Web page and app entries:
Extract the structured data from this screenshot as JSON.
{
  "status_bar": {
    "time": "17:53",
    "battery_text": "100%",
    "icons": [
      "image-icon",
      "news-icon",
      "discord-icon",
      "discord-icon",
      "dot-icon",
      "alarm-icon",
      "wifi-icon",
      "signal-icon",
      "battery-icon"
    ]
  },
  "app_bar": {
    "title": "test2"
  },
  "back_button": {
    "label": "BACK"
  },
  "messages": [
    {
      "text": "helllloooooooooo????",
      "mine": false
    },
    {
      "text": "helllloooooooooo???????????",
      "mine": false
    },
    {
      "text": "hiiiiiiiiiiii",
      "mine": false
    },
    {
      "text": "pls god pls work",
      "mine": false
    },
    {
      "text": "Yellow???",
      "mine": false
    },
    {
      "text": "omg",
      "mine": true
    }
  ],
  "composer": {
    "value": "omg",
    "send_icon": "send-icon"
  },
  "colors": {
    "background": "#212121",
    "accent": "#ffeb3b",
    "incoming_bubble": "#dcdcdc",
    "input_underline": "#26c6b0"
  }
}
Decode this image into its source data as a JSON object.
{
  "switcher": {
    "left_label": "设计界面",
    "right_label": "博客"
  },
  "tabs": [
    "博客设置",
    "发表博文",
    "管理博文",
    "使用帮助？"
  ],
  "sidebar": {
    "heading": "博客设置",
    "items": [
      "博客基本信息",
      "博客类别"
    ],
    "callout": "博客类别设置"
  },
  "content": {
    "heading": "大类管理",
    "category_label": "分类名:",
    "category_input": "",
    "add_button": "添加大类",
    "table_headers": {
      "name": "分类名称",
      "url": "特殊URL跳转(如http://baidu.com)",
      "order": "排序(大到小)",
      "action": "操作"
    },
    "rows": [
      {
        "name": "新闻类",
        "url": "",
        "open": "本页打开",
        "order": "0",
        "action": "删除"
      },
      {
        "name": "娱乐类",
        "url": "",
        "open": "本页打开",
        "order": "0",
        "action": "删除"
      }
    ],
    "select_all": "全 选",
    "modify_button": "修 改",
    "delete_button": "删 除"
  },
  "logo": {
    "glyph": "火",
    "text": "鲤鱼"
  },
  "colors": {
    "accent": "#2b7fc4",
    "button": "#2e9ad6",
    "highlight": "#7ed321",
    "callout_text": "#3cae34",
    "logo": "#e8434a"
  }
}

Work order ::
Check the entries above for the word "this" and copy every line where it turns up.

Answer for the task ::
Extract the structured data from this screenshot as JSON.
Decode this image into its source data as a JSON object.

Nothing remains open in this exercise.